Brown left Artisan when Engle, part of Technical Olympic Homes USA, ran out of infill projects, “and there was no room left for my department.” Artisan specialized in innovative condominiums, and its crowning achievement may be Lofts on Central, an award-winning mixed-used design concept Brown developed in 2001 for downtown Phoenix that proved wildly successful and spawned five separate buildings. But in a telling finale to the product, Engle sold the land for what would have been the latest iteration of that design—the six-story, 80-residence Artisan Haus—to a company from Argentina, which is going with its own design, says Brown.

At 47, Brown says he's financially secure, but not to where he could retire, even if he wanted to. “I'm already getting bored, and I can't let this stretch on for another year,” Brown told BUILDER in July, when he started putting his name out into the employment arena. Brown calculates his odds of getting back into home building at 3 to 1. But he was reluctant to light out on his own because “that might be suicide right now” with the housing market as soft as it is. In this economy, he wonders if there's a builder or developer out there willing to ante up for someone with his talent and experience, which dates back to 1979. That's when he first got into the housing industry as a real estate agent. Over the next 29 years, he worked for several builders and developers, with a three-year stint as partner with The Meyers Group (now Hanley Wood Market Intelligence) thrown in.

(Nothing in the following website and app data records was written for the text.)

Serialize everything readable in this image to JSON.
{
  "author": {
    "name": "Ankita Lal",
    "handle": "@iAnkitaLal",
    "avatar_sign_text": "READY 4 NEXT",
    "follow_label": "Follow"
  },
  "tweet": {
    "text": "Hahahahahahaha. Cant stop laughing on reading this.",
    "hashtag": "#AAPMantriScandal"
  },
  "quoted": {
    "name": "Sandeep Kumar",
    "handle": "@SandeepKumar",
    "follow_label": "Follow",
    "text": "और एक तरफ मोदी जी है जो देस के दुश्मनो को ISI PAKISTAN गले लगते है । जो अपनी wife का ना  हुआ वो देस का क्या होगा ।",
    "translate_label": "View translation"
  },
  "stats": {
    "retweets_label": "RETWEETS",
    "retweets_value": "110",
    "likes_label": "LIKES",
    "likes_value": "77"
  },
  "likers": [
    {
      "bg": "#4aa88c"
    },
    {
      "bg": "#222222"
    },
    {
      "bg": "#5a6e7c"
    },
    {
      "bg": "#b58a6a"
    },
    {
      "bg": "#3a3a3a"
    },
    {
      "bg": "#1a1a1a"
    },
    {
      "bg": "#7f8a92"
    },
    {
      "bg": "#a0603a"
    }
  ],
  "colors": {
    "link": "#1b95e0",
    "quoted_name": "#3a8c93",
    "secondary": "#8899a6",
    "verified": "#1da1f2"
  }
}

During his latest hiatus, Brown says he can't help but remember advice he got from his boss at Pacific Scenic Homes: Get out before you have to. The waiting game has allowed Brown to mull professional and lifestyle alternatives, such as opening a restaurant in Australia or New Zealand. He's already designed a 10,000-square-foot pad for it and would consider investing in such a venture. Brown also recently received dual citizenship from Ireland, his wife's native country, and he's not averse to packing up the family—which includes three young children—and starting over abroad. “My wife would like to teach yoga, and I could sell ice to Eskimos, so perhaps we'll do something together, like opening a restaurant/deli with a yoga studio,” he says playfully.

If he were to get back into the business in the U.S., Brown says he'd be receptive to joining a company “that wants to make a radical change” to its business model. He believes the downturn has afflicted too many builders with what he calls “Mikey syndrome,” recalling the famous Life cereal TV commercials that featured two brothers who refused to try a new cereal until their youngest sibling, Mikey, did. Brown also relishes his reputation for being something of a maverick and thinks it might be “fun” going back to home building for a company that's struggling to turn things around when business conditions are less than ideal.

Dan Coogan

Learn more about markets featured in this article: Phoenix, AZ.